Presented in a Dolby 5.1 EX audio format, the film’s score and the dance numbers sound amazing. The audio really pushes the envelope, as the film sounds as good as it looks.
With a second disc included with extras, Charlie and the Chocolate Factory is swamped with extra features.
Becoming Oompa-Loompa focuses on Deep Roy and the inherent demands of being the entire cast of Oompa-Loompas. From nearly 60 takes of some scenes to the sort of animatronics used to further help make the impression of hundreds of identical Oompa-Loompas, it’s a seven minute look at Deep Roy and his digital selves.
Making the Mix are a series of featurettes featuring Burton, Depp and other people talking about aspects of the film. From how the film was created to Depp’s role in the film, as well as the inherent goofiness of the film, it’s a broad overview of the films meshed with a “making of” feel. It contains a certain amount of fluff, for sure, but there are certain insights from the cast and crew as everyone involved in the movie talks about everything related to the movie with a real love of it.
Attack of the Squirrels is a featurette based on how they trained the squirrels used in the nut-cracking scene to do what they do. Running around 10 minutes, it’s incredibly fascinating to see just how they trained the squirrels as this wasn’t a CGI effect. While they did use some puppets and some CGI to fill out the remaining 160 squirrels from the 40 real ones they used, it’s impressive to see how they created the whole thing.
Fantastic Mr. Dahl profiles the creator of the book series that the film is based on. Featuring archival interviews and some stories told by his children, his widow and his grandchildren, the featurette profiles the sort of man it took to create the children’s book series he did. From a glimpse into his writing hut as well as some of his drawings, it’s an 18 minute look that gives the viewer an interesting insight into the man behind the books.
The Bad Nut is a video game that allows you to try and get good nuts to the squirrels to thaw. Easy to learn, it’s fun in spurts but not designed for anyone over the age of 10.
Oompa-Loompa Dance doubles as an informational extra and interactive game. One can learn how to do either or the large dance numbers featured in the film as well as play a video game where you can keep Deep Roy dancing. It’s harmless fun.

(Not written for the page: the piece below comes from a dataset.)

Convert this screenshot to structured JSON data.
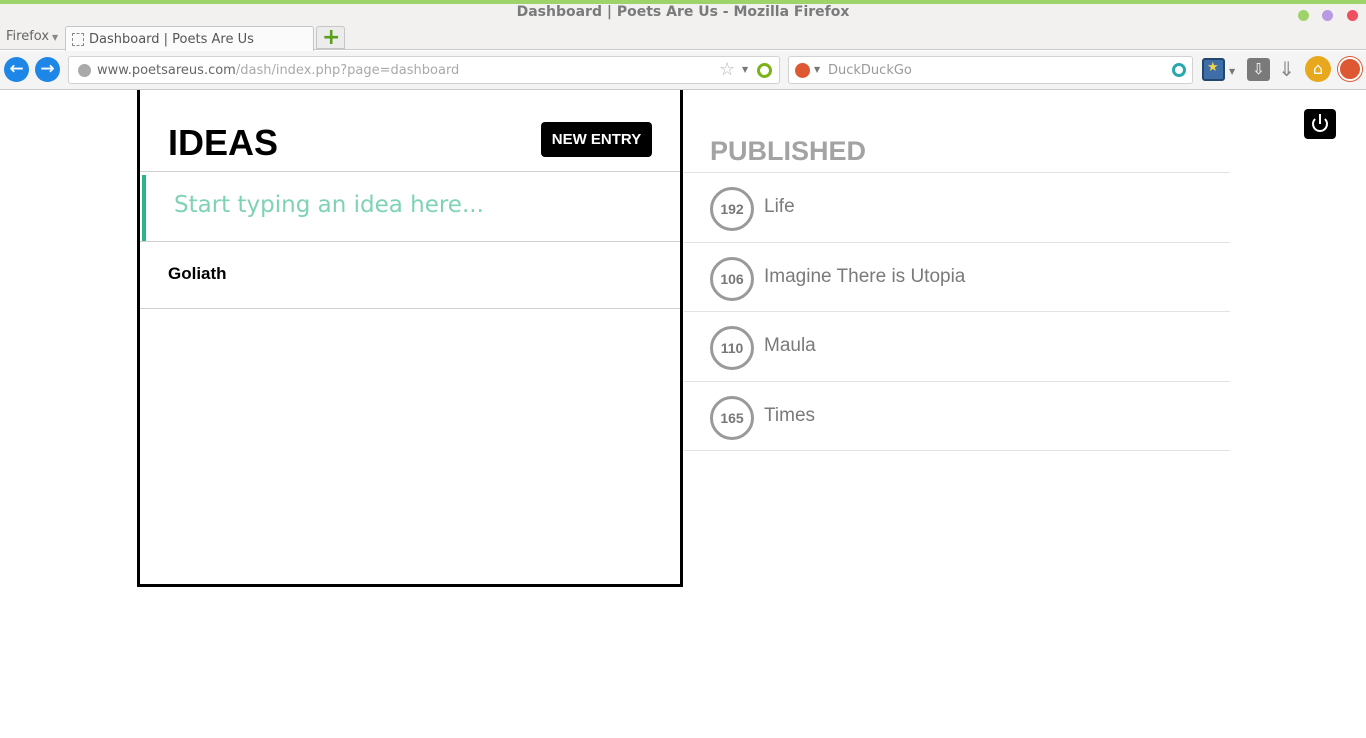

The Inventing Machine allows you to concoct new flavors of candy for the Oompa-Loompas to taste. More harmless fun, as it gets old pretty quick if you’re over the age of 10.
Search for the Golden Ticket is the last interactive game. You get to play the five children and find the golden ticket. Still harmless fun, it is a pretty engaging and interesting game to play for a bit. More harmless children’s fodder, though.
Trading Cards are included with each release.
Score : 10 / 10